(Saved entries):
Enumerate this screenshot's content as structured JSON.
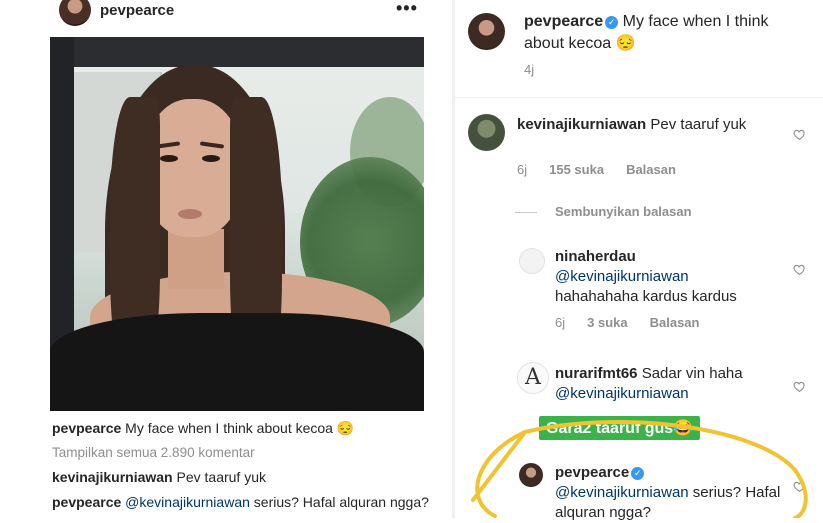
{
  "post": {
    "username": "pevpearce",
    "more_label": "•••",
    "caption_user": "pevpearce",
    "caption_text": "My face when I think about kecoa 😔",
    "view_all": "Tampilkan semua 2.890 komentar",
    "comment1_user": "kevinajikurniawan",
    "comment1_text": "Pev taaruf yuk",
    "comment2_user": "pevpearce",
    "comment2_mention": "@kevinajikurniawan",
    "comment2_text": "serius? Hafal alquran ngga?"
  },
  "thread": {
    "post_user": "pevpearce",
    "post_text": "My face when I think about kecoa 😔",
    "post_time": "4j",
    "kevin": {
      "user": "kevinajikurniawan",
      "text": "Pev taaruf yuk",
      "time": "6j",
      "likes": "155 suka",
      "reply": "Balasan"
    },
    "hide_replies": "Sembunyikan balasan",
    "nina": {
      "user": "ninaherdau",
      "mention": "@kevinajikurniawan",
      "text": "hahahahaha kardus kardus",
      "time": "6j",
      "likes": "3 suka",
      "reply": "Balasan"
    },
    "nurar": {
      "user": "nurarifmt66",
      "text": "Sadar vin haha",
      "mention": "@kevinajikurniawan",
      "avatar_letter": "A"
    },
    "pev_reply": {
      "user": "pevpearce",
      "mention": "@kevinajikurniawan",
      "text": "serius? Hafal alquran ngga?"
    }
  },
  "sticker_text": "Gara2 taaruf gus😂",
  "colors": {
    "mention": "#003569",
    "verified": "#3897f0",
    "sticker_bg": "#3cb34a",
    "highlight": "#f2c230",
    "meta": "#8e8e8e"
  },
  "icons": {
    "heart": "heart-icon",
    "verified": "verified-badge-icon",
    "more": "more-options-icon"
  }
}
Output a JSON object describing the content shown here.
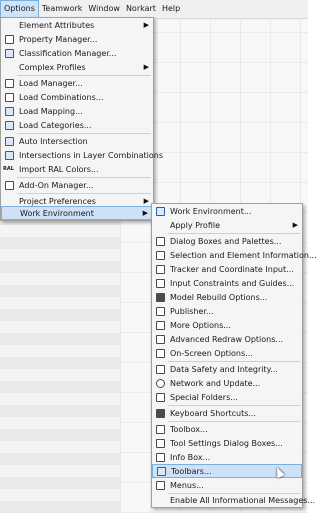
{
  "menubar": {
    "items": [
      {
        "label": "Options",
        "active": true
      },
      {
        "label": "Teamwork"
      },
      {
        "label": "Window"
      },
      {
        "label": "Norkart"
      },
      {
        "label": "Help"
      }
    ]
  },
  "options_menu": {
    "items": [
      {
        "label": "Element Attributes",
        "submenu": true
      },
      {
        "label": "Property Manager...",
        "icon": "property-manager-icon"
      },
      {
        "label": "Classification Manager...",
        "icon": "classification-manager-icon"
      },
      {
        "label": "Complex Profiles",
        "submenu": true
      },
      {
        "label": "Load Manager...",
        "icon": "load-manager-icon"
      },
      {
        "label": "Load Combinations...",
        "icon": "load-combinations-icon"
      },
      {
        "label": "Load Mapping...",
        "icon": "load-mapping-icon"
      },
      {
        "label": "Load Categories...",
        "icon": "load-categories-icon"
      },
      {
        "label": "Auto Intersection",
        "icon": "auto-intersection-icon"
      },
      {
        "label": "Intersections in Layer Combinations",
        "icon": "layer-intersections-icon"
      },
      {
        "label": "Import RAL Colors...",
        "icon": "ral-icon"
      },
      {
        "label": "Add-On Manager...",
        "icon": "addon-manager-icon"
      },
      {
        "label": "Project Preferences",
        "submenu": true
      },
      {
        "label": "Work Environment",
        "submenu": true,
        "highlighted": true
      }
    ]
  },
  "work_environment_menu": {
    "items": [
      {
        "label": "Work Environment...",
        "icon": "work-environment-icon"
      },
      {
        "label": "Apply Profile",
        "submenu": true
      },
      {
        "label": "Dialog Boxes and Palettes...",
        "icon": "dialog-boxes-icon"
      },
      {
        "label": "Selection and Element Information...",
        "icon": "selection-info-icon"
      },
      {
        "label": "Tracker and Coordinate Input...",
        "icon": "tracker-icon"
      },
      {
        "label": "Input Constraints and Guides...",
        "icon": "input-constraints-icon"
      },
      {
        "label": "Model Rebuild Options...",
        "icon": "model-rebuild-icon"
      },
      {
        "label": "Publisher...",
        "icon": "publisher-icon"
      },
      {
        "label": "More Options...",
        "icon": "more-options-icon"
      },
      {
        "label": "Advanced Redraw Options...",
        "icon": "advanced-redraw-icon"
      },
      {
        "label": "On-Screen Options...",
        "icon": "on-screen-options-icon"
      },
      {
        "label": "Data Safety and Integrity...",
        "icon": "data-safety-icon"
      },
      {
        "label": "Network and Update...",
        "icon": "network-icon"
      },
      {
        "label": "Special Folders...",
        "icon": "special-folders-icon"
      },
      {
        "label": "Keyboard Shortcuts...",
        "icon": "keyboard-shortcuts-icon"
      },
      {
        "label": "Toolbox...",
        "icon": "toolbox-icon"
      },
      {
        "label": "Tool Settings Dialog Boxes...",
        "icon": "tool-settings-icon"
      },
      {
        "label": "Info Box...",
        "icon": "info-box-icon"
      },
      {
        "label": "Toolbars...",
        "icon": "toolbars-icon",
        "highlighted": true
      },
      {
        "label": "Menus...",
        "icon": "menus-icon"
      },
      {
        "label": "Enable All Informational Messages..."
      }
    ]
  },
  "colors": {
    "highlight": "#cfe1f6",
    "highlight_border": "#7ab0dd",
    "menu_bg": "#f5f5f5"
  }
}
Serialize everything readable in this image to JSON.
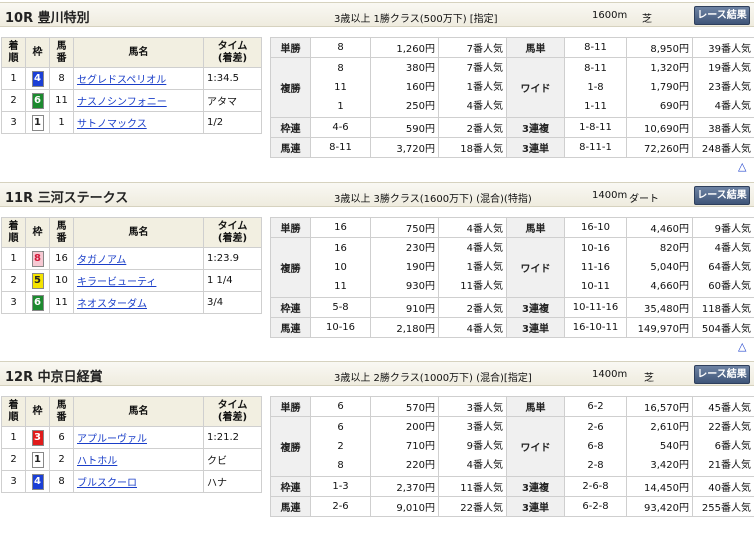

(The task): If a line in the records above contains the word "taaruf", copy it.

(Answer for the task):
    "comment1_text": "Pev taaruf yuk",
      "text": "Pev taaruf yuk",
  "sticker_text": "Gara2 taaruf gus😂",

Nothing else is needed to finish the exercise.